# [Your assignment]
Set down all of the data exactly as it appears.

BEGIN Material for this exercise

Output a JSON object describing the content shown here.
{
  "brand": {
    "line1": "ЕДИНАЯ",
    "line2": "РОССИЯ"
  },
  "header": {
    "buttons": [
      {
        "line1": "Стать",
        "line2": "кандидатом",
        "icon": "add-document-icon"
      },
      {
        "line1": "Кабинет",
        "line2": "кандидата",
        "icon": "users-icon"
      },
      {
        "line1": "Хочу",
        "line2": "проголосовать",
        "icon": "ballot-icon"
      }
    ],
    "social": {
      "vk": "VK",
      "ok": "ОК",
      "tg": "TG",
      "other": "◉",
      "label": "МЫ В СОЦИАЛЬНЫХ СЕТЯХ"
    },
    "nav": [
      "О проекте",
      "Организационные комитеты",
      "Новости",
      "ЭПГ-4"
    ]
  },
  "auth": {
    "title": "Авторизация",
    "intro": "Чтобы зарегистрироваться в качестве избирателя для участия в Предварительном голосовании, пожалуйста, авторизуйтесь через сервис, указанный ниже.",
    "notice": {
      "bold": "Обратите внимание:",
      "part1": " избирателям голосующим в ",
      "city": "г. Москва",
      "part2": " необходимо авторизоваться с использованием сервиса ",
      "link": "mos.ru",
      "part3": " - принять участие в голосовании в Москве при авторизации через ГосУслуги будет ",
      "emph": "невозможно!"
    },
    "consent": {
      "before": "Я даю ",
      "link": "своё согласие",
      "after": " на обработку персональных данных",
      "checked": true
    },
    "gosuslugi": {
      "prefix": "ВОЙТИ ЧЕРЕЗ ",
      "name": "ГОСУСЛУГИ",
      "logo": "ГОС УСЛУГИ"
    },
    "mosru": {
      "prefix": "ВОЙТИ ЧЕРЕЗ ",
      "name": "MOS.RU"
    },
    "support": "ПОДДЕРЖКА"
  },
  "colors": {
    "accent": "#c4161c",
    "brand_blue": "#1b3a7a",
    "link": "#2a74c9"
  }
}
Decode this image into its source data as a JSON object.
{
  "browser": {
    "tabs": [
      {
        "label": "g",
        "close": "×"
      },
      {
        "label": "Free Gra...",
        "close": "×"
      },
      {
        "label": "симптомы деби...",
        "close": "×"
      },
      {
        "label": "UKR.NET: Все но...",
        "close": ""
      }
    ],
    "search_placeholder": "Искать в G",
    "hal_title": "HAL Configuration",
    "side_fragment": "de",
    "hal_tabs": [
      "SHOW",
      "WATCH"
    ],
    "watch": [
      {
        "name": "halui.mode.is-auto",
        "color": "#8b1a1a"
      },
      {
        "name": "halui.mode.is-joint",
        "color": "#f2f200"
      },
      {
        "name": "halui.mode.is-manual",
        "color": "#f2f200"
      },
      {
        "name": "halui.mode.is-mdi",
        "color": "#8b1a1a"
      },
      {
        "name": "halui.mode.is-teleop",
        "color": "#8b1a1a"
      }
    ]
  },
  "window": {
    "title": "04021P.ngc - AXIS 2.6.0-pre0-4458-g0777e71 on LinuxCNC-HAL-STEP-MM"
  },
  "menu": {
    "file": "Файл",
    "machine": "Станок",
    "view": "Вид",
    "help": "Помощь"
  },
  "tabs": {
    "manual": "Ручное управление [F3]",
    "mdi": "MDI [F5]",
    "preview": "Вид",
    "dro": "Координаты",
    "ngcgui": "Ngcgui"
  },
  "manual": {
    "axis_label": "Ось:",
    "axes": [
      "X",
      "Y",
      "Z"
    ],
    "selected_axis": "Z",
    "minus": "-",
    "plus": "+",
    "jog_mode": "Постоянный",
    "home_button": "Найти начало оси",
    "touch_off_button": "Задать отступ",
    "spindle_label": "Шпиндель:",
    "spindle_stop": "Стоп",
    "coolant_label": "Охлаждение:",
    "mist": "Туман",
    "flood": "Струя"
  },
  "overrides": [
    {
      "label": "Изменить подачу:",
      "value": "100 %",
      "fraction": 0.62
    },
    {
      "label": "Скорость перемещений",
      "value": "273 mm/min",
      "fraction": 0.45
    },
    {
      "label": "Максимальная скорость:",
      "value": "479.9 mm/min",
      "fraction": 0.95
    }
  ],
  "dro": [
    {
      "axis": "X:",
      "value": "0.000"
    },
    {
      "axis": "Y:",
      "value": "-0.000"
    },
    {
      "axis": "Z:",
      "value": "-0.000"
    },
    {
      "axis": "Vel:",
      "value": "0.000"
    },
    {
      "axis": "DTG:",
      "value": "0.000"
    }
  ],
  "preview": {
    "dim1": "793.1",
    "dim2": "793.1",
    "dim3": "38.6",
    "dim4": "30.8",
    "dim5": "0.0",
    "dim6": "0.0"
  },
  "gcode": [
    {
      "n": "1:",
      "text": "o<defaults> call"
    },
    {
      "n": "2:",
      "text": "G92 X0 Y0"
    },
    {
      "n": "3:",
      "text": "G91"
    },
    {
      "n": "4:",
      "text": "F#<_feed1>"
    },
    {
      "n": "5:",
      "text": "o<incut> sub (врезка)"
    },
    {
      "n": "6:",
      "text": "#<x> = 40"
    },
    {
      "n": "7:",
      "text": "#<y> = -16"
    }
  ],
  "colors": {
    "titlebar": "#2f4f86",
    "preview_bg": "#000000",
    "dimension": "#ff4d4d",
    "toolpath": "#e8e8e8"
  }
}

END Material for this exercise

# [Answer for this exercise]
Output a JSON object describing the content shown here.
{
  "brand": {
    "line1": "ЕДИНАЯ",
    "line2": "РОССИЯ"
  },
  "header": {
    "buttons": [
      {
        "line1": "Стать",
        "line2": "кандидатом",
        "icon": "add-document-icon"
      },
      {
        "line1": "Кабинет",
        "line2": "кандидата",
        "icon": "users-icon"
      },
      {
        "line1": "Хочу",
        "line2": "проголосовать",
        "icon": "ballot-icon"
      }
    ],
    "social": {
      "vk": "VK",
      "ok": "ОК",
      "tg": "TG",
      "other": "◉",
      "label": "МЫ В СОЦИАЛЬНЫХ СЕТЯХ"
    },
    "nav": [
      "О проекте",
      "Организационные комитеты",
      "Новости",
      "ЭПГ-4"
    ]
  },
  "auth": {
    "title": "Авторизация",
    "intro": "Чтобы зарегистрироваться в качестве избирателя для участия в Предварительном голосовании, пожалуйста, авторизуйтесь через сервис, указанный ниже.",
    "notice": {
      "bold": "Обратите внимание:",
      "part1": " избирателям голосующим в ",
      "city": "г. Москва",
      "part2": " необходимо авторизоваться с использованием сервиса ",
      "link": "mos.ru",
      "part3": " - принять участие в голосовании в Москве при авторизации через ГосУслуги будет ",
      "emph": "невозможно!"
    },
    "consent": {
      "before": "Я даю ",
      "link": "своё согласие",
      "after": " на обработку персональных данных",
      "checked": true
    },
    "gosuslugi": {
      "prefix": "ВОЙТИ ЧЕРЕЗ ",
      "name": "ГОСУСЛУГИ",
      "logo": "ГОС УСЛУГИ"
    },
    "mosru": {
      "prefix": "ВОЙТИ ЧЕРЕЗ ",
      "name": "MOS.RU"
    },
    "support": "ПОДДЕРЖКА"
  },
  "colors": {
    "accent": "#c4161c",
    "brand_blue": "#1b3a7a",
    "link": "#2a74c9"
  }
}
Decode this image into its source data as a JSON object.
{
  "browser": {
    "tabs": [
      {
        "label": "g",
        "close": "×"
      },
      {
        "label": "Free Gra...",
        "close": "×"
      },
      {
        "label": "симптомы деби...",
        "close": "×"
      },
      {
        "label": "UKR.NET: Все но...",
        "close": ""
      }
    ],
    "search_placeholder": "Искать в G",
    "hal_title": "HAL Configuration",
    "side_fragment": "de",
    "hal_tabs": [
      "SHOW",
      "WATCH"
    ],
    "watch": [
      {
        "name": "halui.mode.is-auto",
        "color": "#8b1a1a"
      },
      {
        "name": "halui.mode.is-joint",
        "color": "#f2f200"
      },
      {
        "name": "halui.mode.is-manual",
        "color": "#f2f200"
      },
      {
        "name": "halui.mode.is-mdi",
        "color": "#8b1a1a"
      },
      {
        "name": "halui.mode.is-teleop",
        "color": "#8b1a1a"
      }
    ]
  },
  "window": {
    "title": "04021P.ngc - AXIS 2.6.0-pre0-4458-g0777e71 on LinuxCNC-HAL-STEP-MM"
  },
  "menu": {
    "file": "Файл",
    "machine": "Станок",
    "view": "Вид",
    "help": "Помощь"
  },
  "tabs": {
    "manual": "Ручное управление [F3]",
    "mdi": "MDI [F5]",
    "preview": "Вид",
    "dro": "Координаты",
    "ngcgui": "Ngcgui"
  },
  "manual": {
    "axis_label": "Ось:",
    "axes": [
      "X",
      "Y",
      "Z"
    ],
    "selected_axis": "Z",
    "minus": "-",
    "plus": "+",
    "jog_mode": "Постоянный",
    "home_button": "Найти начало оси",
    "touch_off_button": "Задать отступ",
    "spindle_label": "Шпиндель:",
    "spindle_stop": "Стоп",
    "coolant_label": "Охлаждение:",
    "mist": "Туман",
    "flood": "Струя"
  },
  "overrides": [
    {
      "label": "Изменить подачу:",
      "value": "100 %",
      "fraction": 0.62
    },
    {
      "label": "Скорость перемещений",
      "value": "273 mm/min",
      "fraction": 0.45
    },
    {
      "label": "Максимальная скорость:",
      "value": "479.9 mm/min",
      "fraction": 0.95
    }
  ],
  "dro": [
    {
      "axis": "X:",
      "value": "0.000"
    },
    {
      "axis": "Y:",
      "value": "-0.000"
    },
    {
      "axis": "Z:",
      "value": "-0.000"
    },
    {
      "axis": "Vel:",
      "value": "0.000"
    },
    {
      "axis": "DTG:",
      "value": "0.000"
    }
  ],
  "preview": {
    "dim1": "793.1",
    "dim2": "793.1",
    "dim3": "38.6",
    "dim4": "30.8",
    "dim5": "0.0",
    "dim6": "0.0"
  },
  "gcode": [
    {
      "n": "1:",
      "text": "o<defaults> call"
    },
    {
      "n": "2:",
      "text": "G92 X0 Y0"
    },
    {
      "n": "3:",
      "text": "G91"
    },
    {
      "n": "4:",
      "text": "F#<_feed1>"
    },
    {
      "n": "5:",
      "text": "o<incut> sub (врезка)"
    },
    {
      "n": "6:",
      "text": "#<x> = 40"
    },
    {
      "n": "7:",
      "text": "#<y> = -16"
    }
  ],
  "colors": {
    "titlebar": "#2f4f86",
    "preview_bg": "#000000",
    "dimension": "#ff4d4d",
    "toolpath": "#e8e8e8"
  }
}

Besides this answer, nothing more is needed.